Federation of Israeli Chambers of Commerce President Uriel Lynn, however, on Wednesday, called on Fischer to bring the interest rate back down.
"There is no economic justification for burdening the economy further, seeing the slow-down in business activity in the North and the heavy economic costs on households and businesses in that region, and it would be preferable to relieve the market as long as there is no risk of damaging stability," he said. "Furthermore, one must remember that the Bank of Israel will maintain a degree of freedom to raise the interest rate again if the war expands beyond its current dimensions or if a change occurs in the economy's stability."

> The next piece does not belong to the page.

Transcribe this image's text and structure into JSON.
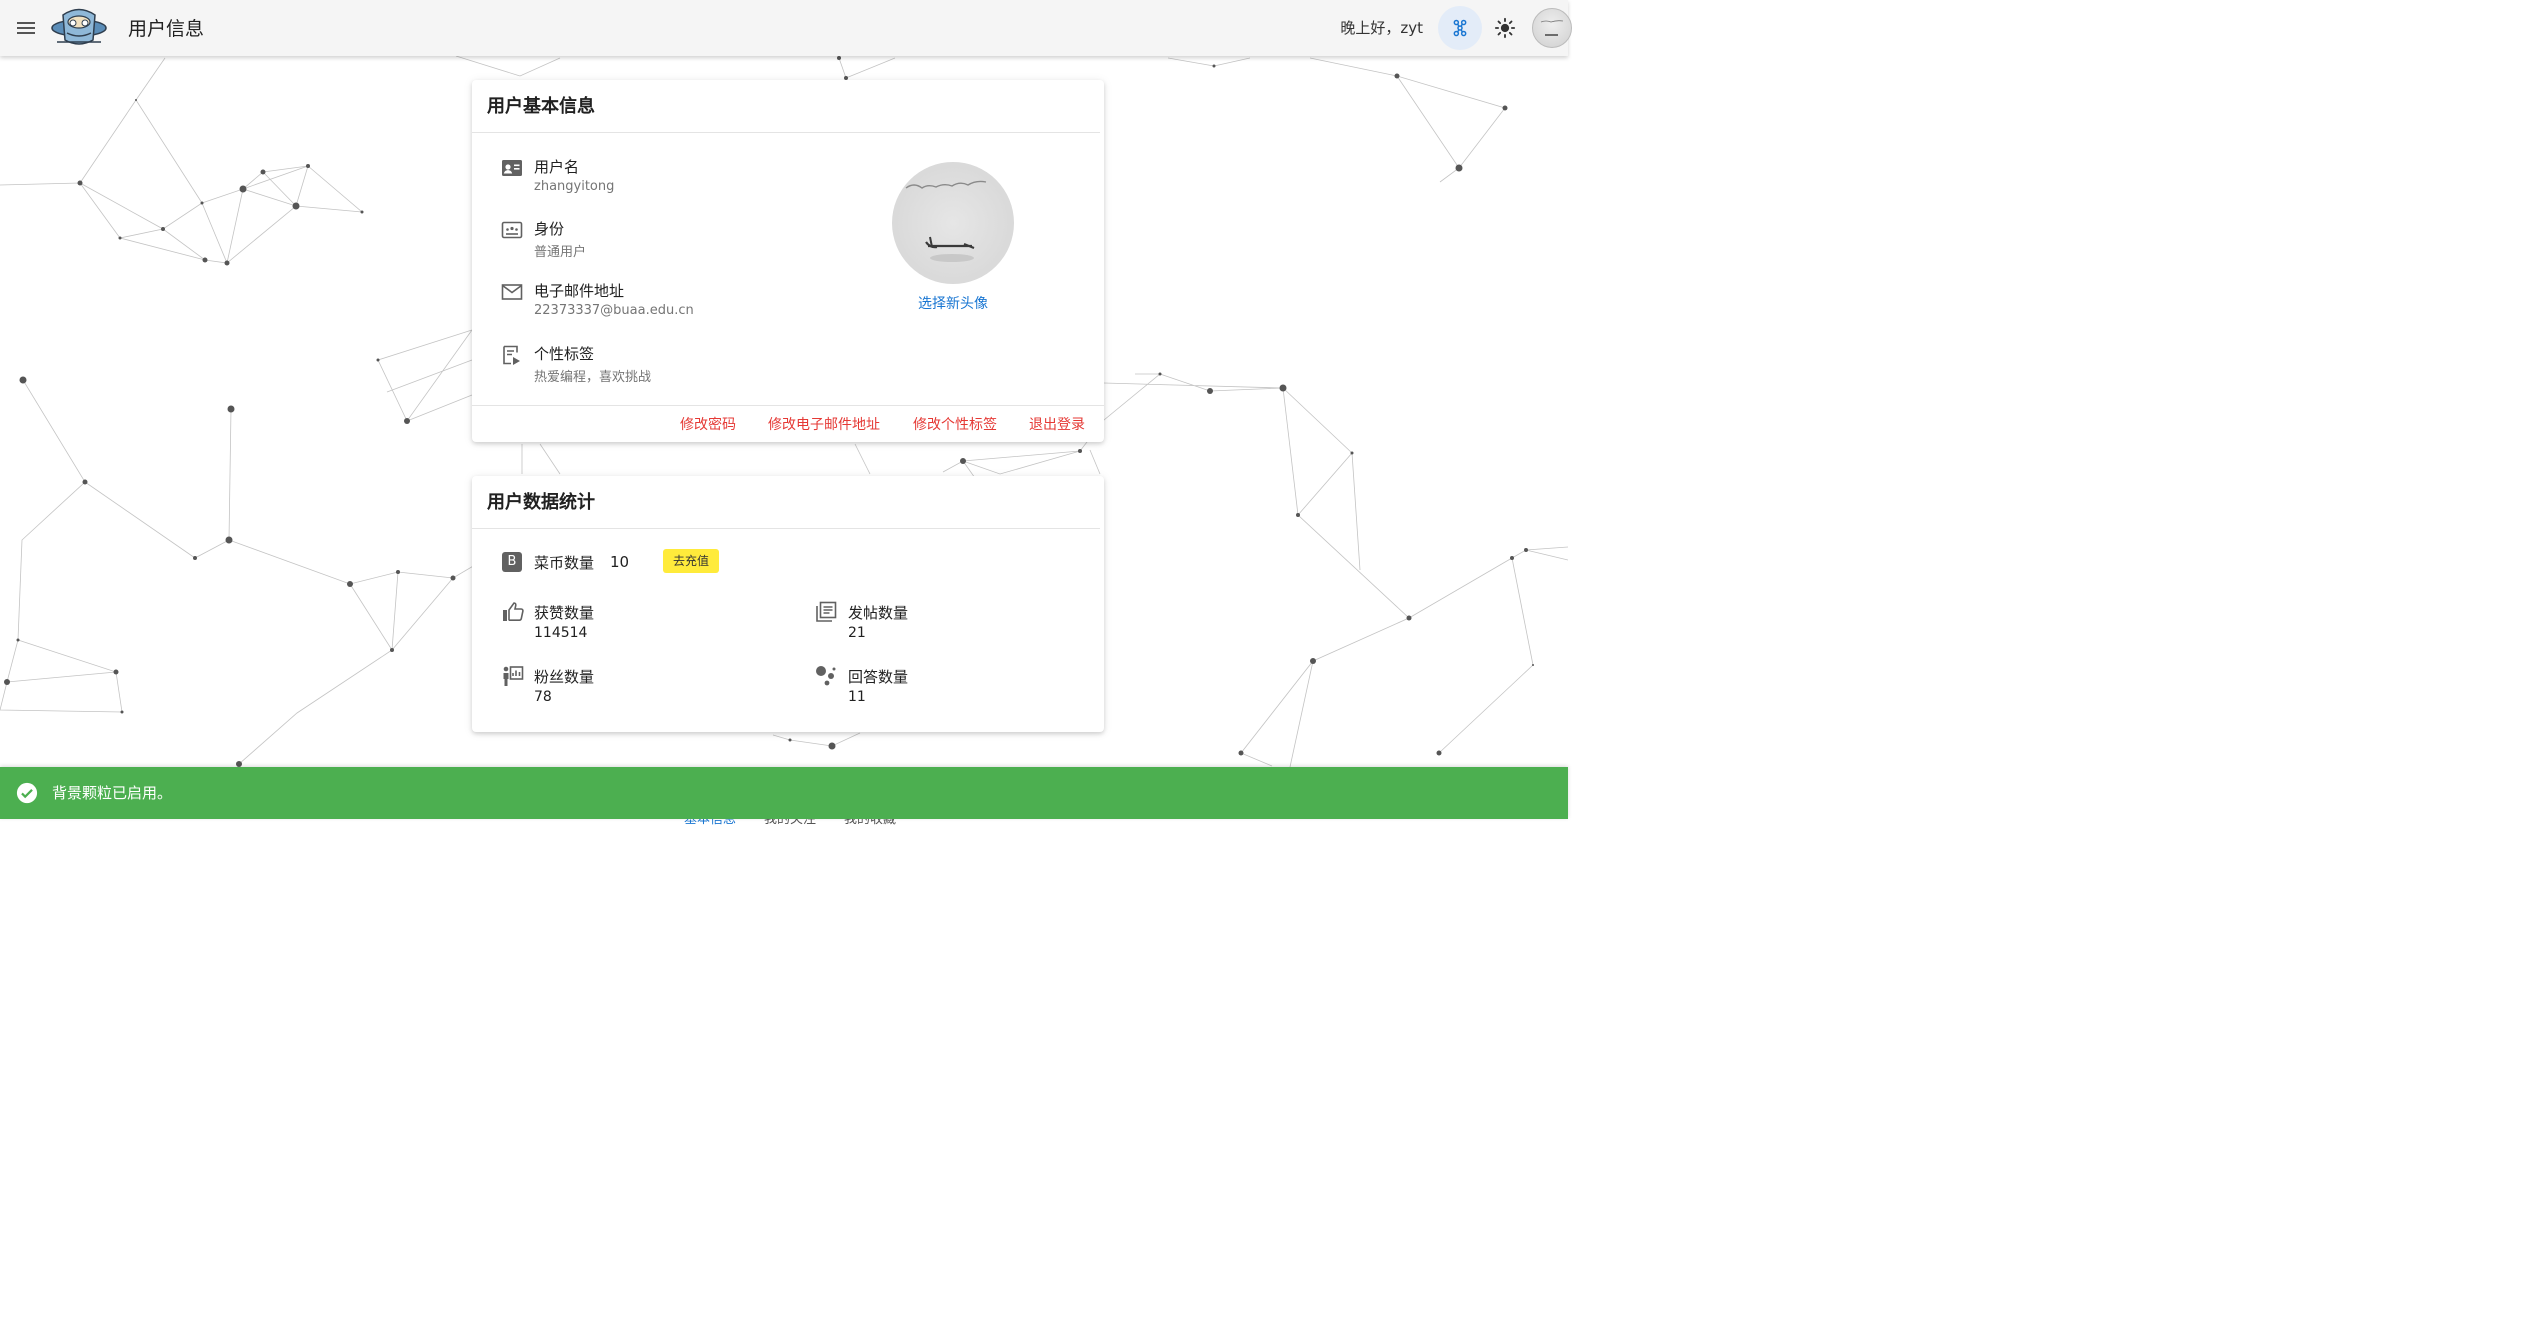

Fischer, meanwhile, told reporters tourism most likely would be affected throughout the country to some extent "and recovery will be gradual." While most industries are expected to bounce back more quickly once fighting ceases, tourism will continue to suffer negative effects even after hostilities end, bringing total damage to the industry to about NIS 1b., he estimated.
Due to an apparent need to either raise defense spending - "or at least not cut the defense budget" - the State will have to make decisions based on priorities, Fischer said, reiterating the need to meet fiscal targets, in any event. Social spending increases, for instance, would likely either have to be reduced somewhat or spread over a longer term but not canceled entirely, he said.

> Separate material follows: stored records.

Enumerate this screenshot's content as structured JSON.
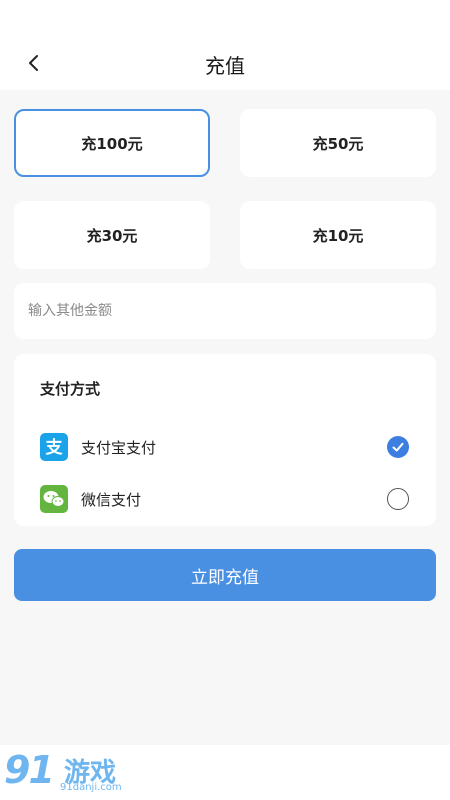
{
  "header": {
    "title": "充值",
    "back_icon": "chevron-left-icon"
  },
  "amounts": {
    "items": [
      {
        "label": "充100元",
        "selected": true
      },
      {
        "label": "充50元",
        "selected": false
      },
      {
        "label": "充30元",
        "selected": false
      },
      {
        "label": "充10元",
        "selected": false
      }
    ],
    "other_placeholder": "输入其他金额",
    "selected_color": "#4a90e2"
  },
  "payment": {
    "title": "支付方式",
    "methods": [
      {
        "label": "支付宝支付",
        "icon": "alipay-icon",
        "color": "#1aa3e8",
        "checked": true
      },
      {
        "label": "微信支付",
        "icon": "wechat-icon",
        "color": "#63b540",
        "checked": false
      }
    ]
  },
  "submit": {
    "label": "立即充值",
    "color": "#4a90e2"
  },
  "watermark": {
    "big": "91",
    "text": "游戏",
    "url": "91danji.com"
  }
}
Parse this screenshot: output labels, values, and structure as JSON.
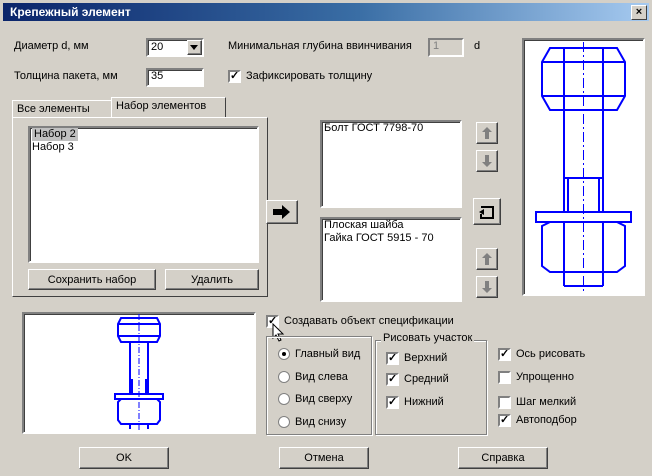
{
  "window": {
    "title": "Крепежный элемент",
    "close": "×"
  },
  "params": {
    "diameter_label": "Диаметр d, мм",
    "diameter_value": "20",
    "thickness_label": "Толщина пакета, мм",
    "thickness_value": "35",
    "min_depth_label": "Минимальная глубина ввинчивания",
    "min_depth_value": "1",
    "min_depth_unit": "d",
    "fix_thickness_label": "Зафиксировать толщину",
    "fix_thickness_checked": true
  },
  "tabs": [
    {
      "label": "Все элементы",
      "active": false
    },
    {
      "label": "Набор элементов",
      "active": true
    }
  ],
  "sets_list": [
    "Набор 2",
    "Набор 3"
  ],
  "buttons": {
    "save_set": "Сохранить набор",
    "delete": "Удалить",
    "ok": "OK",
    "cancel": "Отмена",
    "help": "Справка"
  },
  "top_list": [
    "Болт ГОСТ 7798-70"
  ],
  "bottom_list": [
    "Плоская шайба",
    "Гайка ГОСТ 5915 - 70"
  ],
  "spec": {
    "label": "Создавать объект спецификации",
    "checked": true
  },
  "views": {
    "items": [
      "Главный вид",
      "Вид слева",
      "Вид сверху",
      "Вид снизу"
    ],
    "selected": 0
  },
  "draw_section": {
    "title": "Рисовать участок",
    "items": [
      {
        "label": "Верхний",
        "checked": true
      },
      {
        "label": "Средний",
        "checked": true
      },
      {
        "label": "Нижний",
        "checked": true
      }
    ]
  },
  "options": [
    {
      "label": "Ось рисовать",
      "checked": true
    },
    {
      "label": "Упрощенно",
      "checked": false
    },
    {
      "label": "Шаг мелкий",
      "checked": false
    },
    {
      "label": "Автоподбор",
      "checked": true
    }
  ],
  "icons": {
    "dropdown": "chevron-down-icon",
    "add": "arrow-right-icon",
    "up": "arrow-up-icon",
    "down": "arrow-down-icon",
    "swap": "swap-icon"
  },
  "colors": {
    "drawing": "#0000ff",
    "title_start": "#0a246a"
  }
}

"If defense spending is needed, then we will have to cut in other places."
Given the 6% annualized GDP growth rate in the first and second quarters, even if economic growth stalls, averaging 0% for the second half of 2006, the economy still will have grown about 4.5% for the whole year, he indicated, but added that it was "reasonable to expect" that the economy would do better than that despite the war.
On assumption that global growth continues and the fighting stops soon and with an outcome benefiting Israel's geopolitical standing, the economy likely will resume its fast rate of growth "well before" the end of the year, in which case there should be no fears about the 2007 budget and fiscal discipline for next year, Fischer said in response to reporters' questions.

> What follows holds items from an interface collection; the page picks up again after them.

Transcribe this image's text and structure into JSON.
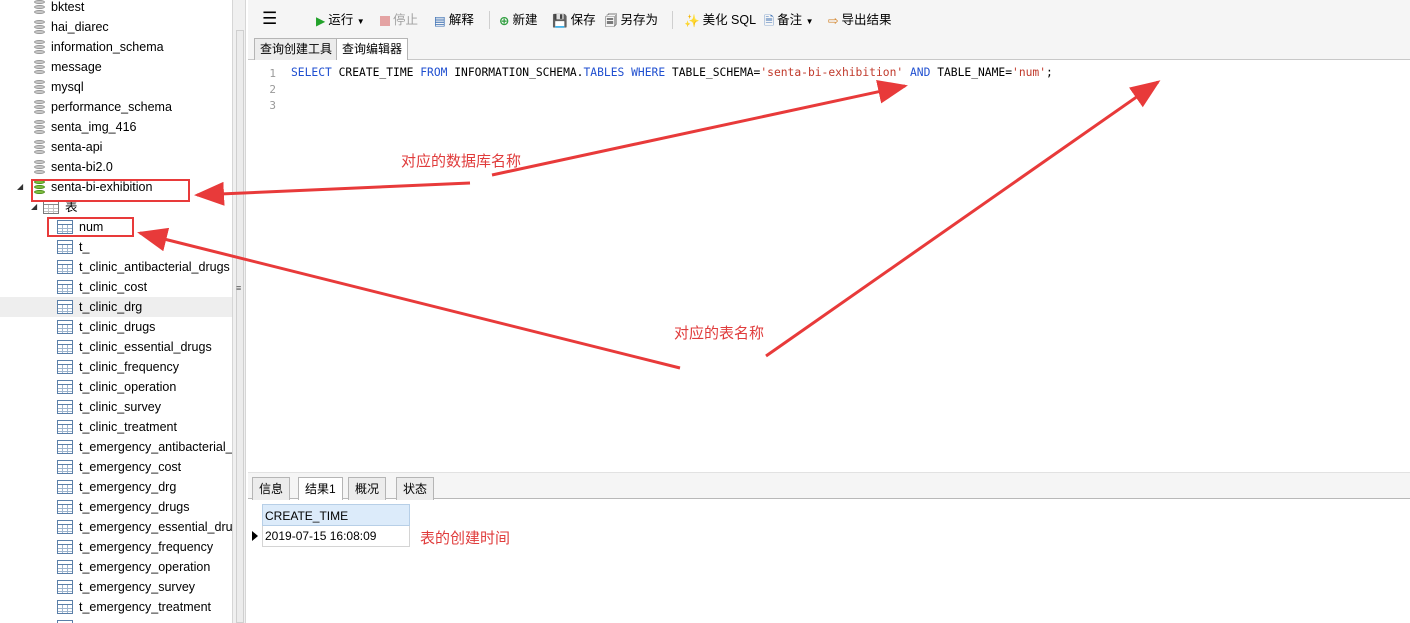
{
  "tree": {
    "databases": [
      "bktest",
      "hai_diarec",
      "information_schema",
      "message",
      "mysql",
      "performance_schema",
      "senta_img_416",
      "senta-api",
      "senta-bi2.0"
    ],
    "open_database": "senta-bi-exhibition",
    "group_label": "表",
    "tables": [
      "num",
      "t_",
      "t_clinic_antibacterial_drugs",
      "t_clinic_cost",
      "t_clinic_drg",
      "t_clinic_drugs",
      "t_clinic_essential_drugs",
      "t_clinic_frequency",
      "t_clinic_operation",
      "t_clinic_survey",
      "t_clinic_treatment",
      "t_emergency_antibacterial_",
      "t_emergency_cost",
      "t_emergency_drg",
      "t_emergency_drugs",
      "t_emergency_essential_dru",
      "t_emergency_frequency",
      "t_emergency_operation",
      "t_emergency_survey",
      "t_emergency_treatment"
    ],
    "selected_table": "t_clinic_drg"
  },
  "toolbar": {
    "menu_icon": "hamburger-icon",
    "run": "运行",
    "stop": "停止",
    "explain": "解释",
    "new": "新建",
    "save": "保存",
    "save_as": "另存为",
    "beautify": "美化 SQL",
    "comment": "备注",
    "export": "导出结果"
  },
  "editor_tabs": [
    "查询创建工具",
    "查询编辑器"
  ],
  "editor": {
    "line_numbers": [
      "1",
      "2",
      "3"
    ],
    "sql_tokens": {
      "select": "SELECT",
      "col": " CREATE_TIME ",
      "from": "FROM",
      "schema": " INFORMATION_SCHEMA.",
      "tables": "TABLES",
      "sp": " ",
      "where": "WHERE",
      "cond1": " TABLE_SCHEMA=",
      "val1": "'senta-bi-exhibition'",
      "and": "AND",
      "cond2": " TABLE_NAME=",
      "val2": "'num'",
      "end": ";"
    }
  },
  "result_tabs": [
    "信息",
    "结果1",
    "概况",
    "状态"
  ],
  "result_grid": {
    "column": "CREATE_TIME",
    "value": "2019-07-15 16:08:09"
  },
  "annotations": {
    "db_name_note": "对应的数据库名称",
    "table_name_note": "对应的表名称",
    "create_time_note": "表的创建时间"
  },
  "colors": {
    "annotation_red": "#e83a3a",
    "keyword_blue": "#1f4fd0",
    "string_red": "#c0392b",
    "header_blue": "#dcebfa"
  }
}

Effects related to the level of confidence in the economy depend on how the fighting ends, he stressed, noting that it appeared that not all of Israel's objectives in the conflict would be achieved, increasing the importance of achieving an improved geopolitical situation nonetheless.
A worsening of the geopolitical situation following the war, he said, could cause an outflow of capital abroad by both Israelis and foreign investors, depreciating the shekel and boosting the risk premium further. Yet, positive macroeconomic and fiscal figures in the first half of the year, alongside the weakening dollar, suggest that the shekel will keep getting stronger, the governor noted.
The conflict area is home to 17.2% of Israel's employees, earning 15.5% of the country's total wages.
In a separate report released Wednesday, Fischer said the crisis in Gaza and subsequent outbreak of fighting in the North were expected to push short-term inflation above its previously expected level.
"The Bank of Israel, in conducting monetary policy in the coming months, will need to take into account both the possible rise in inflation and the likely slowdown in activity," he said in the report.
To reporters, Fischer explained that in a situation of simultaneous inflation and falling output - typically encountered during a "supply shock" scenario - decision makers are required to "choose [their] trade-offs," with the knowledge that any decision would hurt either the demand side or supply side of the economy. "This is the difficult part of economic policy," he said.
The consumer price index (CPI) rose 1.6% in the first half of the year, bringing inflation over the past 12 months to 3.5%, in excess of the price stability target range of 1%-3%.